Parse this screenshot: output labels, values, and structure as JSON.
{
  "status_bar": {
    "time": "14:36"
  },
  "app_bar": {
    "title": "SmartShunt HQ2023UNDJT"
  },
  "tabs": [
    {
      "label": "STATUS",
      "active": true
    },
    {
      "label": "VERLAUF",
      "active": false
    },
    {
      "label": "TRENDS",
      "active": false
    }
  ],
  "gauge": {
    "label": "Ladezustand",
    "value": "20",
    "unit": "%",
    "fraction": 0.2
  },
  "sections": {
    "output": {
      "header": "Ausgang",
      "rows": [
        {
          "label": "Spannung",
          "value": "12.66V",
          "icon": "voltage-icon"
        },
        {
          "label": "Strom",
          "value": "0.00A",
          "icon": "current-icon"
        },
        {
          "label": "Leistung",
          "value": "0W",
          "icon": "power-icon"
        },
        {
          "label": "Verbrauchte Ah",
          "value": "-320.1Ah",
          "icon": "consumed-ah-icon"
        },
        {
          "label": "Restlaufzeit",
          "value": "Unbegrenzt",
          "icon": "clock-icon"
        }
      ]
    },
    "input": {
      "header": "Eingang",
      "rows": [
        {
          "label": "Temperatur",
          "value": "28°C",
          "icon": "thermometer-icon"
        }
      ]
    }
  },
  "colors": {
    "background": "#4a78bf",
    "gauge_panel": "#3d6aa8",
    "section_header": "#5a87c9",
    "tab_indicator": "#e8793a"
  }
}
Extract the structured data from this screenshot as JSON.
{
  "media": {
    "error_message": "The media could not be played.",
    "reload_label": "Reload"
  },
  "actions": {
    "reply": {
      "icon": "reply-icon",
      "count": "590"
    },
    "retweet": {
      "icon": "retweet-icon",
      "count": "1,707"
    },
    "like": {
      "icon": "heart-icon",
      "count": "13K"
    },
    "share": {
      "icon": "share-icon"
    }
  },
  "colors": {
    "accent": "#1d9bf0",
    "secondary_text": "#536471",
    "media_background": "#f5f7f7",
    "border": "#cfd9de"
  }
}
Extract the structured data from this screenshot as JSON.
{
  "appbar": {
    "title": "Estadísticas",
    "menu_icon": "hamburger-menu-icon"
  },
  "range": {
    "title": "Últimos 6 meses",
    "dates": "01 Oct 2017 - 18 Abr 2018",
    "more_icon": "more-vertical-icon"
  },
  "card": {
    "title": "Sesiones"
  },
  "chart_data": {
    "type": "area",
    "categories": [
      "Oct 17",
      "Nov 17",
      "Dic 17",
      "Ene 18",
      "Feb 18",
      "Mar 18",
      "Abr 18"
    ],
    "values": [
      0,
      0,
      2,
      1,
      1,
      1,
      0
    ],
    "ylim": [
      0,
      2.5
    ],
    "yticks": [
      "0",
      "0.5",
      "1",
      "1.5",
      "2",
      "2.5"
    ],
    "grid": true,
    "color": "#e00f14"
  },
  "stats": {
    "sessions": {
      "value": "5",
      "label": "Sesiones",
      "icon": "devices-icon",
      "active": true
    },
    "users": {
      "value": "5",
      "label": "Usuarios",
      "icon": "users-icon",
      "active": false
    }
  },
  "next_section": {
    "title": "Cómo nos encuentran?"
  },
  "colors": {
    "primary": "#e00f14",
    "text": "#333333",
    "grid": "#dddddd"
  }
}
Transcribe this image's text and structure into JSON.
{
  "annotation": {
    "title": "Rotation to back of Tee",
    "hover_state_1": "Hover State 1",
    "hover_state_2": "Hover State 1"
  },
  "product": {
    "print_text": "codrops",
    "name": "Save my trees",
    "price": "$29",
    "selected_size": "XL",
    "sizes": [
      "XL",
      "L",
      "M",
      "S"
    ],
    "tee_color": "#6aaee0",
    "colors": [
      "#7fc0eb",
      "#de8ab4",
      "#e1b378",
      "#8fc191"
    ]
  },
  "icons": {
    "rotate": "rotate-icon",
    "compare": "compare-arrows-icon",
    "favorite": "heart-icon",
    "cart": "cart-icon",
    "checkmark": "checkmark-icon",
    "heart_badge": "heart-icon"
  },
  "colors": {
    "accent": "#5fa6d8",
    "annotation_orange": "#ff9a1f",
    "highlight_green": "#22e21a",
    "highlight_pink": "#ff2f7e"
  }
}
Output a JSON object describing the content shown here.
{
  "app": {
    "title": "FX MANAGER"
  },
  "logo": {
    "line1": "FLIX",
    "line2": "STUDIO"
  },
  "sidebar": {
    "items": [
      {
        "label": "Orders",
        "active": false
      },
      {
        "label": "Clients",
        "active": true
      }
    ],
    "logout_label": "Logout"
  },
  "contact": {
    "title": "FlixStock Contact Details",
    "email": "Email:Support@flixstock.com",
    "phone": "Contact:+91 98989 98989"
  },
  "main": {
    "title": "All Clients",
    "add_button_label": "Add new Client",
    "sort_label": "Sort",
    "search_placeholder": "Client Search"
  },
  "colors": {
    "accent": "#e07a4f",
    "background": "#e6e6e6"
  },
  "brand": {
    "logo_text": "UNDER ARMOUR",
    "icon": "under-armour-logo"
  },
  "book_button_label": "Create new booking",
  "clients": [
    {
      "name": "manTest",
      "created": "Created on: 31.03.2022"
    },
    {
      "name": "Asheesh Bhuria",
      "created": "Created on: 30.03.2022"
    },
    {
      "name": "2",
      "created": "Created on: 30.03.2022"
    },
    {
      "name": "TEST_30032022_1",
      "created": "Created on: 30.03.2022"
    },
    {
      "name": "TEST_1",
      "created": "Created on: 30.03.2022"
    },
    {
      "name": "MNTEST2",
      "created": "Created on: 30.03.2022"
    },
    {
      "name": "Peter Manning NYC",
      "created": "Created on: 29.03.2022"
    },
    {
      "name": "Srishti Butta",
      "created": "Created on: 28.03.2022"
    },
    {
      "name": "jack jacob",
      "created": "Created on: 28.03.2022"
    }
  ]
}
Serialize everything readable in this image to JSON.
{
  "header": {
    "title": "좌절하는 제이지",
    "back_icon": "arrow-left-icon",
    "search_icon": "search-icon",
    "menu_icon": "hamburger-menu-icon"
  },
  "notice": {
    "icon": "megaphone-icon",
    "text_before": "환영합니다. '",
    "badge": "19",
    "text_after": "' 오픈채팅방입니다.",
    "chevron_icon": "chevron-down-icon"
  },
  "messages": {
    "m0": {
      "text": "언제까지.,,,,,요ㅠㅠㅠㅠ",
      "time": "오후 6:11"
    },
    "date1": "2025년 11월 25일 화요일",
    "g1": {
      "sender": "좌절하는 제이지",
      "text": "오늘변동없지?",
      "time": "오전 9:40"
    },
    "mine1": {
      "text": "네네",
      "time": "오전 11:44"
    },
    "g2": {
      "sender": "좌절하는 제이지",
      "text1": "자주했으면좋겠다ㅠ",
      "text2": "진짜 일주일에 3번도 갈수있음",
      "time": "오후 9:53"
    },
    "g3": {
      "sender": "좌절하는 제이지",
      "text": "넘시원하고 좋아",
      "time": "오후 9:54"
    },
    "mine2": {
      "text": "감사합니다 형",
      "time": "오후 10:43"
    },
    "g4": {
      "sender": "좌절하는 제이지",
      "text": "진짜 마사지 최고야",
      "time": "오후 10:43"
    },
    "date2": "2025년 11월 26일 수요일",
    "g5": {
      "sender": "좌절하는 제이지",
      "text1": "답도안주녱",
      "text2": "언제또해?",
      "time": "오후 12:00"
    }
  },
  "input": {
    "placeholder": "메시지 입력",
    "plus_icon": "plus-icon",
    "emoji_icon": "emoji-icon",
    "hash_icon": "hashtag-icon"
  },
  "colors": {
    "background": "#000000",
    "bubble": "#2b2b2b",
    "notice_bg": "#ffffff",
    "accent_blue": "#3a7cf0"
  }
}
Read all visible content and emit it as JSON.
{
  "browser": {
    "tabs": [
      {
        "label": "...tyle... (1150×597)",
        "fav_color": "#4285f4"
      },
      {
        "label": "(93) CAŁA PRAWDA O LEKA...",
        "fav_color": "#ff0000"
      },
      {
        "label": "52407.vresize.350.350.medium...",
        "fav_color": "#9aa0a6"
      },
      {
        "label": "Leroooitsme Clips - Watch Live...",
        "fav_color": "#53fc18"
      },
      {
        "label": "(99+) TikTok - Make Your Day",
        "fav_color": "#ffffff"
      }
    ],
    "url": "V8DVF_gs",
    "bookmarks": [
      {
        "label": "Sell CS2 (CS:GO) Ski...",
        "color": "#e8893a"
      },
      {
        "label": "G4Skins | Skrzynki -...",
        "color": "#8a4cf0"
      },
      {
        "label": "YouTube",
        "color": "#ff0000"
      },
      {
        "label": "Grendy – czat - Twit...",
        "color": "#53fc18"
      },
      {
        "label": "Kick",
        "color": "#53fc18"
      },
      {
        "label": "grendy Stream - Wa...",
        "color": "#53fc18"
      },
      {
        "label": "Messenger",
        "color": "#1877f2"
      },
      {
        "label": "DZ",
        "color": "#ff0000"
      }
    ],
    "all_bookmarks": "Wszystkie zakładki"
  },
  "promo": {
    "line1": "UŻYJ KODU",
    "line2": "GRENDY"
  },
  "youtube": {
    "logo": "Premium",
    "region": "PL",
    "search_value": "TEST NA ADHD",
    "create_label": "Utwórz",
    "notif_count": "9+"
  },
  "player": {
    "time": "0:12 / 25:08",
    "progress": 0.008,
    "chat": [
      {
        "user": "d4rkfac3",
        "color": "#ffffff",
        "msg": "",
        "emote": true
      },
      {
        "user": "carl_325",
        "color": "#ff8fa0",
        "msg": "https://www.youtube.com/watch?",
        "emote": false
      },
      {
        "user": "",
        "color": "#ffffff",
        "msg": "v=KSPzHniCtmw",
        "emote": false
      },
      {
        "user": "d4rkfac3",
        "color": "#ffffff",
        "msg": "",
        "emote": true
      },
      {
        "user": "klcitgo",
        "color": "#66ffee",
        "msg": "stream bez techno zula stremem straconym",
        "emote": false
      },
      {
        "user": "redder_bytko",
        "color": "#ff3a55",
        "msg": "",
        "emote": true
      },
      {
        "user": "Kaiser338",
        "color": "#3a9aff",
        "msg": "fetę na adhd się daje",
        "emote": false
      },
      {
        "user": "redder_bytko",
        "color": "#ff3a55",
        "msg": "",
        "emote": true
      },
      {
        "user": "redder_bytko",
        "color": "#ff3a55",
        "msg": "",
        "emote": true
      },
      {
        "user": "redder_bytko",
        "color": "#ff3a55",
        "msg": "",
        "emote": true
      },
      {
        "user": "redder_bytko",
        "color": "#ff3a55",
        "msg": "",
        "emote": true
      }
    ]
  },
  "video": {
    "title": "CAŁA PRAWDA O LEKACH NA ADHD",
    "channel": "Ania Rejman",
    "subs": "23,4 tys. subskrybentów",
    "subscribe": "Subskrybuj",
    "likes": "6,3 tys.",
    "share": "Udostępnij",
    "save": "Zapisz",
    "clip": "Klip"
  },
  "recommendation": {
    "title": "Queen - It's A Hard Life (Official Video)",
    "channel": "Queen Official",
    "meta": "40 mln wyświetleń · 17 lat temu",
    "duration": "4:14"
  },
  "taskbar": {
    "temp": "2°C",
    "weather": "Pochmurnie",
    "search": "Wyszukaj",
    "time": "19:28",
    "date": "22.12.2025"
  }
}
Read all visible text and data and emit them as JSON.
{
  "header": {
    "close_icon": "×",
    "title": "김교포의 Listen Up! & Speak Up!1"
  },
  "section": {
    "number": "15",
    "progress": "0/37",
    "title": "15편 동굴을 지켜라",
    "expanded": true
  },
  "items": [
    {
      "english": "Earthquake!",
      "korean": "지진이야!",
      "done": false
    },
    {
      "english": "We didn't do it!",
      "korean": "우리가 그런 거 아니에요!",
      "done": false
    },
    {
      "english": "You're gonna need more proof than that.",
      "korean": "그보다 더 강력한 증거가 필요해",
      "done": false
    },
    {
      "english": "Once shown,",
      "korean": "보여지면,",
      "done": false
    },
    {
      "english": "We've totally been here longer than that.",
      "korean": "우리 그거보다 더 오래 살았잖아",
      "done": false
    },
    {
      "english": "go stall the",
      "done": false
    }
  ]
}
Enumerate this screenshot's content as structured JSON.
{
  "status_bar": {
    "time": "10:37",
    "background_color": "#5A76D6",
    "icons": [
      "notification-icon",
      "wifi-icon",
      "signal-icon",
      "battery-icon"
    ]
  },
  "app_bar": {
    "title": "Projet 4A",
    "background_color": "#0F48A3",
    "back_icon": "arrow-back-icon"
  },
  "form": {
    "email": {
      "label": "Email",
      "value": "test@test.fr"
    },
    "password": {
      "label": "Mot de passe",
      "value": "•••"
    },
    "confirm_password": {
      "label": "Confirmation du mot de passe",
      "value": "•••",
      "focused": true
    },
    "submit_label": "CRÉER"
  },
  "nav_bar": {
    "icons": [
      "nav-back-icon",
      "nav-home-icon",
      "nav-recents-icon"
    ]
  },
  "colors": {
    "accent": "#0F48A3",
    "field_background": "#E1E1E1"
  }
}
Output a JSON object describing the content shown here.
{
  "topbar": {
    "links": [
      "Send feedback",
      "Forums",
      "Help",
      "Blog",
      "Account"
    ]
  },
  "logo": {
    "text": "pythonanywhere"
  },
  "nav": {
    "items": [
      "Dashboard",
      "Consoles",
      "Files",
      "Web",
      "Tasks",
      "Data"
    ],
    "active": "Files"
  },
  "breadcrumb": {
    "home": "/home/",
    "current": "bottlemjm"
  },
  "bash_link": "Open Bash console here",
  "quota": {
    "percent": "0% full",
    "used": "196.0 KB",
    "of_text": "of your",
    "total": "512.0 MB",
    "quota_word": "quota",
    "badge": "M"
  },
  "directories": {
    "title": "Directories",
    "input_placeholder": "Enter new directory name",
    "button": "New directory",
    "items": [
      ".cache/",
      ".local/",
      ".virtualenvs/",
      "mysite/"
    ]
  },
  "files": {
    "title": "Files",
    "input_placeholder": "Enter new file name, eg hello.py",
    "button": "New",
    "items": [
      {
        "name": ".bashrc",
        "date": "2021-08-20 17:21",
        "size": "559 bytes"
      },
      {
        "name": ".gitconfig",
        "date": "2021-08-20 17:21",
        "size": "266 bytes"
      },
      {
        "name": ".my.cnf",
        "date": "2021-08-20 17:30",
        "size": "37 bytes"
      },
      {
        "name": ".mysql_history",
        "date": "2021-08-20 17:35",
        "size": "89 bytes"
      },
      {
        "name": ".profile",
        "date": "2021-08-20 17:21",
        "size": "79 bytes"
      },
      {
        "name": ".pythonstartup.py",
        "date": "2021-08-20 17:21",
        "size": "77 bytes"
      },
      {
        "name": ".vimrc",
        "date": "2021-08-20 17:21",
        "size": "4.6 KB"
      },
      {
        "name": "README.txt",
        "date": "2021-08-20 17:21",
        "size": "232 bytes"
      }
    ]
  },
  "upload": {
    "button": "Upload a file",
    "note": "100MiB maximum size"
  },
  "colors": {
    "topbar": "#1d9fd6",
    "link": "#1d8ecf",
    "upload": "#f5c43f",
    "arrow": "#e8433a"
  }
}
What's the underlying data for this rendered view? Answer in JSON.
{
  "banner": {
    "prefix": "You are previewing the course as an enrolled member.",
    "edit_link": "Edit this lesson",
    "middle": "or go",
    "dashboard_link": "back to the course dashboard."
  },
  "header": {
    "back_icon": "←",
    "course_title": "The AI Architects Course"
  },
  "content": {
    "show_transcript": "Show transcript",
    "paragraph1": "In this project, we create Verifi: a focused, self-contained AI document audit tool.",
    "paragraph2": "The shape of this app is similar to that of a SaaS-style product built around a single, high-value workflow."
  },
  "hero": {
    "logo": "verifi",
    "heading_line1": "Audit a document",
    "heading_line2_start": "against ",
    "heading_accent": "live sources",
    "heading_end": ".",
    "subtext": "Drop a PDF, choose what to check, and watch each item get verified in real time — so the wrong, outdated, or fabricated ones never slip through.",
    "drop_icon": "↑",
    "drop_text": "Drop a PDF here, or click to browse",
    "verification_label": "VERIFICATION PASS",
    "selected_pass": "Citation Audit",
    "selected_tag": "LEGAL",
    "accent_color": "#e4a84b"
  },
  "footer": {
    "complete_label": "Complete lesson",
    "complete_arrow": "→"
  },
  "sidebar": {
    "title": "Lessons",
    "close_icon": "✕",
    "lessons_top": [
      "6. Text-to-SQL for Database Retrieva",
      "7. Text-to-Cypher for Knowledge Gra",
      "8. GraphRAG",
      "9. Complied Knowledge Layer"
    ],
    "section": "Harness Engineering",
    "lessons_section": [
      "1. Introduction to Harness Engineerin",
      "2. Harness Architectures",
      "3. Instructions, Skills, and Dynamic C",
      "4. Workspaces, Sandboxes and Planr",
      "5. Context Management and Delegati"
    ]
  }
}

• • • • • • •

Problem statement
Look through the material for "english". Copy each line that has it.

Completed exercise
      "english": "Earthquake!",
      "english": "We didn't do it!",
      "english": "You're gonna need more proof than that.",
      "english": "Once shown,",
      "english": "We've totally been here longer than that.",
      "english": "go stall the",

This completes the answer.